A **rigid body** (also known as **rigid object**) is defined as an ideal (theoretical) material body such that the distances between assigned points of the same body remain always constant during motion. That is, each particle in a rigid body maintains defined the mutual distance with the other particles of the body itself, as well as being identified by its position vector, which is constant in a reference system integral with the body (which is indicated as the reference system of the body). The stiffness hypothesis can be adopted if the detectable deformations are much less than the displacements made.

So, each particle in a rigid body maintains the reciprocal distance defined with the other particles of the body itself, as well as being identified by its position vector, which is constant in a reference system integral with the body (which is referred to as the reference system of the body).

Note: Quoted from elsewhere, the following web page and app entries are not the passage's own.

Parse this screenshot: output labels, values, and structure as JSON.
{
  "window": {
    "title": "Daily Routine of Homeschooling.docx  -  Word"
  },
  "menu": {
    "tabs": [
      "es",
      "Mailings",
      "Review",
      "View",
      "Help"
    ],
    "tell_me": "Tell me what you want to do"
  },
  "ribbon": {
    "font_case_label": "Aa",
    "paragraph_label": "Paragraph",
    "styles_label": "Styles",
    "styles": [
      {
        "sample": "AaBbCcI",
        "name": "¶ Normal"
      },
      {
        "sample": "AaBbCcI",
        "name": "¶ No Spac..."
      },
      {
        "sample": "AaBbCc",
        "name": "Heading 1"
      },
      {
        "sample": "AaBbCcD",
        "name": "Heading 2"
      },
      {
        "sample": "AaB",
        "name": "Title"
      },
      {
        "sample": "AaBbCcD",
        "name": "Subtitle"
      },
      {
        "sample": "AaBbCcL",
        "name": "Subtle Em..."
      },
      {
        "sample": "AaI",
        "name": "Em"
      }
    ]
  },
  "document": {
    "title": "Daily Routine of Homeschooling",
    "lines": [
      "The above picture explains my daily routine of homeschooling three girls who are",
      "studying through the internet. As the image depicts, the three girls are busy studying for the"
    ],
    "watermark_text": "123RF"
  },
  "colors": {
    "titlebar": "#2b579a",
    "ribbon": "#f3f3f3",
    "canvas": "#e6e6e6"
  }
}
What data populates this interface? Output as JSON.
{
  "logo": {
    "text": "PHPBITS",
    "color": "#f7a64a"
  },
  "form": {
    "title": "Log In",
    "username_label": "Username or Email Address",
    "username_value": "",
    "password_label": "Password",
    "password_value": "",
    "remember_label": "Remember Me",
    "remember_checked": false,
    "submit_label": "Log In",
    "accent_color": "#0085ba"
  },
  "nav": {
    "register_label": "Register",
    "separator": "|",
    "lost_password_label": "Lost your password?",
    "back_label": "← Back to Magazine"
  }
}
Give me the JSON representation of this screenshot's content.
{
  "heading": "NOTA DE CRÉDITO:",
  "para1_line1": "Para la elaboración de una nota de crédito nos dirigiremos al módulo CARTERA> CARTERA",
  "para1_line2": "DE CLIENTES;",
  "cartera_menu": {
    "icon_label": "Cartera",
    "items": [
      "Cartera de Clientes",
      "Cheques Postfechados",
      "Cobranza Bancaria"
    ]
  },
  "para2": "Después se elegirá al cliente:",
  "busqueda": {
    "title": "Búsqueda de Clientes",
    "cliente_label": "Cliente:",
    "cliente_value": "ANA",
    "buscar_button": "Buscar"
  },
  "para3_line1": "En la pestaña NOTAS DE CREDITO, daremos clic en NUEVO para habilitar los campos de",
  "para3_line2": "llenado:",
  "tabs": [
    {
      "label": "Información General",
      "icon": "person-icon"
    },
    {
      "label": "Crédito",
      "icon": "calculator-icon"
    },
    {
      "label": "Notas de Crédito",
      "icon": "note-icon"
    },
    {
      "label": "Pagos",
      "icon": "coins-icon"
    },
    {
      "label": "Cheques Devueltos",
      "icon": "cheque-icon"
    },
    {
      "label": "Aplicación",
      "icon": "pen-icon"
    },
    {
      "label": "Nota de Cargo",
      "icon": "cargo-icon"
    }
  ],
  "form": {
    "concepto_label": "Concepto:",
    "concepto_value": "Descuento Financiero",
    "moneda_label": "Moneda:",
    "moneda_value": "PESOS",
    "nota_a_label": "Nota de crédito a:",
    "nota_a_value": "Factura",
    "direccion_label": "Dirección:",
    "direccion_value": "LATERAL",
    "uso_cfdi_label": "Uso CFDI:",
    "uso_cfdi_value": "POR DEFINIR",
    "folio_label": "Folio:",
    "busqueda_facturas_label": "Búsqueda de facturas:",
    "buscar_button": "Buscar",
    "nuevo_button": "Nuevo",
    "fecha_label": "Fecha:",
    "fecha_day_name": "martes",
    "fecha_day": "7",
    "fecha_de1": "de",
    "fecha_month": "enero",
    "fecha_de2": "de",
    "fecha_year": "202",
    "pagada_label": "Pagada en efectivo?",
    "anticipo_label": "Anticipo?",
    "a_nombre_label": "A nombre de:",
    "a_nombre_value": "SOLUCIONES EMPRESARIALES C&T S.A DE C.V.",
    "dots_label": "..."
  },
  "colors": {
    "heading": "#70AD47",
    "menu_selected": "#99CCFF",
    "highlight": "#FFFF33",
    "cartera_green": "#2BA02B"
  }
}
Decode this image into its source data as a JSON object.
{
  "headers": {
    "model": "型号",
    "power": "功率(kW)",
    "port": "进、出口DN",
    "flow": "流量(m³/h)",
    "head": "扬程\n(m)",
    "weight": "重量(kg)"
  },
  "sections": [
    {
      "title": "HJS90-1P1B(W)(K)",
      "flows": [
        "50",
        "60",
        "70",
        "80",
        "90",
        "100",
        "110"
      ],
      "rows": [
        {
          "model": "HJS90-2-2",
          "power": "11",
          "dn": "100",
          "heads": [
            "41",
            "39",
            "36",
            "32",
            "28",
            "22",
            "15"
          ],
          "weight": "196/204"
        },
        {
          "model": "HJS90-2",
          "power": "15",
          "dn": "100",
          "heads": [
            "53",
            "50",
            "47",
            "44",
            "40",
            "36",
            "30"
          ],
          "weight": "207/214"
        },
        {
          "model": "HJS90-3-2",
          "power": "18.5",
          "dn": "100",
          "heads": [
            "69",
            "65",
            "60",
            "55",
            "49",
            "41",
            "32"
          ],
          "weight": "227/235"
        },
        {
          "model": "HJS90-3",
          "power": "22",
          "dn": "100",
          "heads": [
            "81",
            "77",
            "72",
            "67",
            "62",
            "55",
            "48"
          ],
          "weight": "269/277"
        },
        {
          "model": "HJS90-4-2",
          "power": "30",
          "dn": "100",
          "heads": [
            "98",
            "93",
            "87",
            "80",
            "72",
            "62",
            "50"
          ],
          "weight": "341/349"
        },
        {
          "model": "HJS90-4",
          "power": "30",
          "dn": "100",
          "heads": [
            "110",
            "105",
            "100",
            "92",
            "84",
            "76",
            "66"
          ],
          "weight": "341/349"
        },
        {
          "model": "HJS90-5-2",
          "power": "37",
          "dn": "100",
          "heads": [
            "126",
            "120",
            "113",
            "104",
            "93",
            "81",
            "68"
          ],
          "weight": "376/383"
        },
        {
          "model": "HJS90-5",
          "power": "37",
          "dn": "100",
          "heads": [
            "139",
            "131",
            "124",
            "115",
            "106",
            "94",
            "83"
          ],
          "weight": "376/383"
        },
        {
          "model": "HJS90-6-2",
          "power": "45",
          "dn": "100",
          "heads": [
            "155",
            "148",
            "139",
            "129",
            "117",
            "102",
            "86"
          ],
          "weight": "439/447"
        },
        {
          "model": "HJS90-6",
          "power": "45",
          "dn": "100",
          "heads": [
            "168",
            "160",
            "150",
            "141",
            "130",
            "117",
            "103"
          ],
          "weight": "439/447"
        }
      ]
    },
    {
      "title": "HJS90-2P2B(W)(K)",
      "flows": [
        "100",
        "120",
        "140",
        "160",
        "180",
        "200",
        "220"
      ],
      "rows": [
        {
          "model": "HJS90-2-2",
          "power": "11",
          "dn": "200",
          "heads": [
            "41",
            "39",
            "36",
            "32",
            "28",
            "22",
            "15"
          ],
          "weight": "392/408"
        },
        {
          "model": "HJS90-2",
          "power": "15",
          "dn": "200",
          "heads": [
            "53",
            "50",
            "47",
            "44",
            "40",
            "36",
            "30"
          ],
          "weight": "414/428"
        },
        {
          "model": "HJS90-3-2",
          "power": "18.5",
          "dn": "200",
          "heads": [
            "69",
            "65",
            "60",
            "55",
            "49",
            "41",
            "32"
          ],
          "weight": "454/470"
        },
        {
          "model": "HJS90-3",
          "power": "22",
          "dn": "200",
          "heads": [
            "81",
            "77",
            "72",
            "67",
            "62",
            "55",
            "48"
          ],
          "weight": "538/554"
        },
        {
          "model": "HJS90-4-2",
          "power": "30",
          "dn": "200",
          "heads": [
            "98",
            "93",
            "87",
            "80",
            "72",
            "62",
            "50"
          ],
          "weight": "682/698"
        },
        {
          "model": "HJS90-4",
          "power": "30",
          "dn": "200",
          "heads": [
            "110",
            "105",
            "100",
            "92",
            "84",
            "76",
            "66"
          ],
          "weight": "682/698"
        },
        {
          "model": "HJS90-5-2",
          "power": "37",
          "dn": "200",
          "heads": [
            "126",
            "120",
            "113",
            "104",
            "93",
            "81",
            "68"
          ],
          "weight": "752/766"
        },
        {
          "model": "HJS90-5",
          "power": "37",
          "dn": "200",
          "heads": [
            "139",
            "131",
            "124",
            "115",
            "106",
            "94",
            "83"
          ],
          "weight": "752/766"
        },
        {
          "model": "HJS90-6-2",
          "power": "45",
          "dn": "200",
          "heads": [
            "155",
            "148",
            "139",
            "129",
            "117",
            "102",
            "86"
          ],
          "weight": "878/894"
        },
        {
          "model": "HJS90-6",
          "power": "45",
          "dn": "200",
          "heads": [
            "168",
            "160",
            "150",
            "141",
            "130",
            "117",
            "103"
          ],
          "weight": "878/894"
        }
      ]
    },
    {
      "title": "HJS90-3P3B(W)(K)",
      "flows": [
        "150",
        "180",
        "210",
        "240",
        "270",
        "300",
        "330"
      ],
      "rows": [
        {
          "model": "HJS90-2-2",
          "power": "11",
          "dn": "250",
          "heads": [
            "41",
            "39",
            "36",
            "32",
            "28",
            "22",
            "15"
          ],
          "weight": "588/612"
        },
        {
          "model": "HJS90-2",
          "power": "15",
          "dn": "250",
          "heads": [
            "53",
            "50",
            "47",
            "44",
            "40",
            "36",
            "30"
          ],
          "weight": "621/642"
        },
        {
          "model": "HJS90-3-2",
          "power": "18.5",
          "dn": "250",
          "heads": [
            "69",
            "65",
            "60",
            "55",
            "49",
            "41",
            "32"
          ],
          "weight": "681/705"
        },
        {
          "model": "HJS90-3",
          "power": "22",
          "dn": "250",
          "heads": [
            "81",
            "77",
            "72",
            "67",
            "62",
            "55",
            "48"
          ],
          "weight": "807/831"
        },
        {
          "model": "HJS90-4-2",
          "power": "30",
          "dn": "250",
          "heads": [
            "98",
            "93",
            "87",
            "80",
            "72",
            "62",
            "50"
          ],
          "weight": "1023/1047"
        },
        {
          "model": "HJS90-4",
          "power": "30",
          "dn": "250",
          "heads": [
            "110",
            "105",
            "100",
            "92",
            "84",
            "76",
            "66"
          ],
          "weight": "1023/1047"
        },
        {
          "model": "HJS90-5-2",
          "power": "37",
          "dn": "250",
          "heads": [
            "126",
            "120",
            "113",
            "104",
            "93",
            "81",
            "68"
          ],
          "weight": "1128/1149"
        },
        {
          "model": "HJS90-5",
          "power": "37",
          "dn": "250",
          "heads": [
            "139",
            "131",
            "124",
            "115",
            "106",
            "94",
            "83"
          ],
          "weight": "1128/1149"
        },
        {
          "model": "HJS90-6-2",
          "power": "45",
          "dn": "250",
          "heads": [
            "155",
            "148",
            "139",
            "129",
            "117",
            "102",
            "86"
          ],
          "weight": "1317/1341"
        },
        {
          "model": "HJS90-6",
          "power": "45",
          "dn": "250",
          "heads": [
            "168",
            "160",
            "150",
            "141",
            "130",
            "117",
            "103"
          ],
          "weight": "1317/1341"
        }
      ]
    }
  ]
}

The hypothesis of rigidity can be adopted if the detectable deformations are much lower than the displacements made. In this sense, the “generalization of the body” in terms of a “plan attached to it” appears of great importance, so that the plane motion of a rigid body for a reference becomes the relative motion of a free plane superimposed on a fixed plane.